Sciatic nerve remyelination and nodal formation following olfactory ensheathing cell transplantation
Transplantation of olfactory ensheathing cells (OECs) into injured spinal cord results in improved functional outcome through axonal regeneration, remyelination, and neuroprotection. However, because little is known of the fate of OECs transplanted into injured peripheral nerve, their myelin forming potential requires investigation. To study these issues OECs were isolated from the olfactory bulbs of adult green fluorescent protein (GFP)-expressing transgenic rats and transplanted into a sciatic nerve crush lesions. Five weeks to six months after transplantation the nerves were studied histologically and it was determined that GFP-expressing OECs survived in the lesion and distributed longitudinally across the lesion zone. Immunostaining revealed a high density of isoform Nav1.6 at the newly formed nodes of Ranvier which were flanked by paranodal Caspr staining. Immuno-electron microscopy for GFP revealed transplanted OECs form peripheral type myelin. These results indicate that transplanted OECs extensively integrate into transected peripheral nerve, form myelin on regenerated peripheral nerve fibers, and reconstruct nodes of Ranvier with proper sodium channel structure.
Advisor:Jeffery D. Kocsis
School Location:USA - Connecticut
Source Type:Master's Thesis

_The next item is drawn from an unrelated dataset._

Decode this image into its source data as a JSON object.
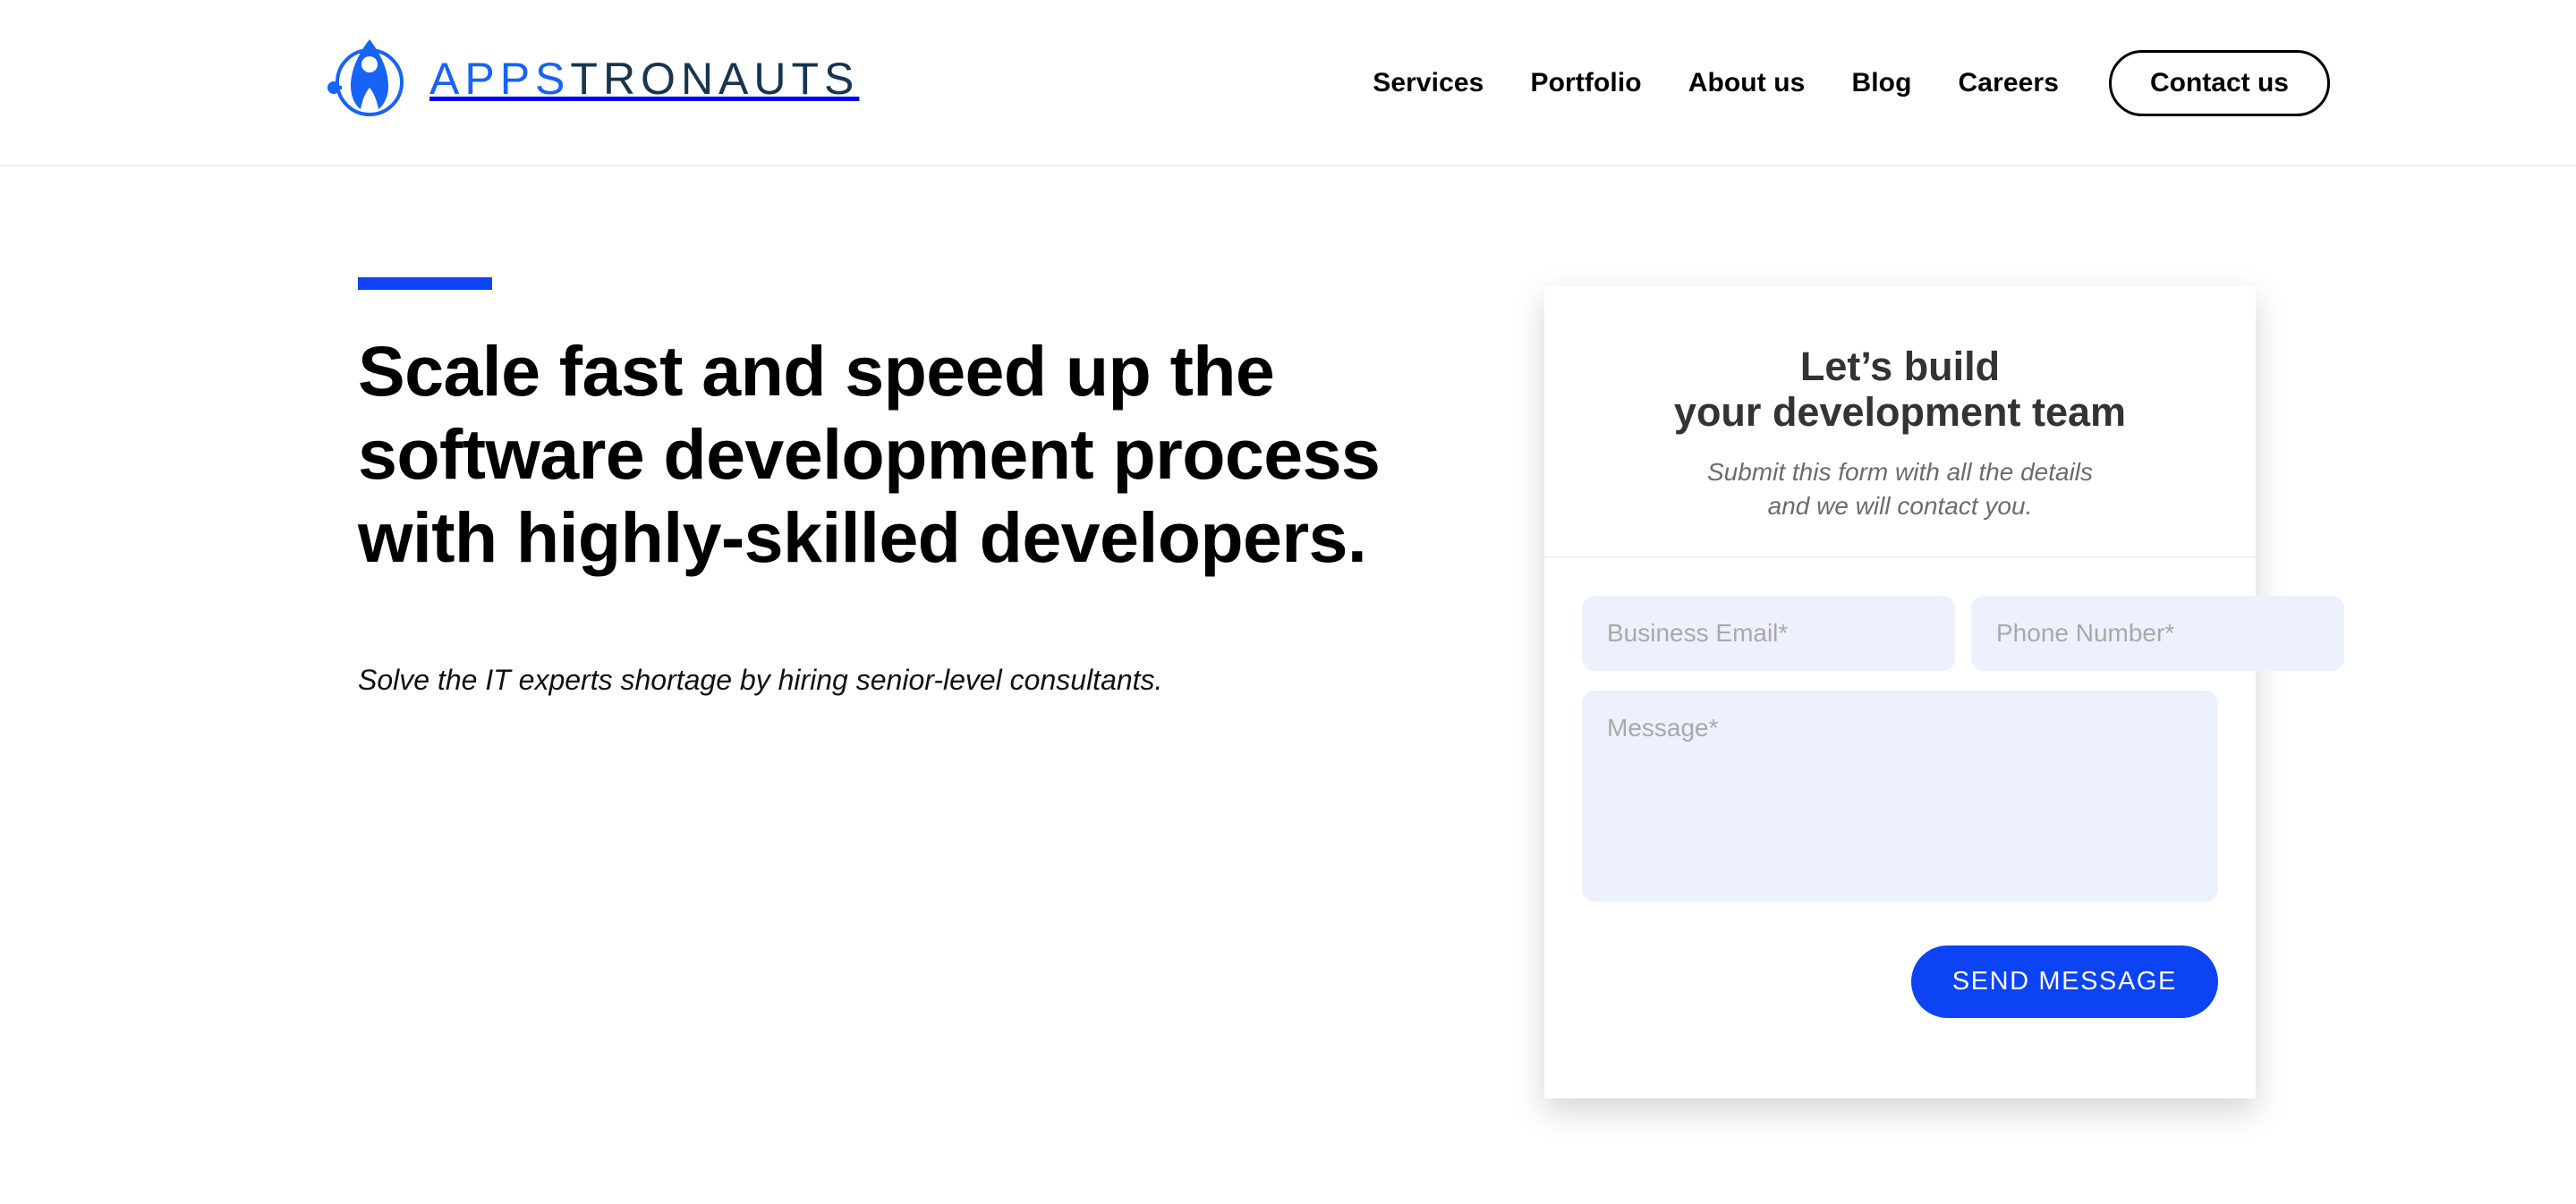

Keywords:myelin basic proteins nerve regeneration spinal cord injuries sciatic cell transplantation
Date of Publication:02/14/2008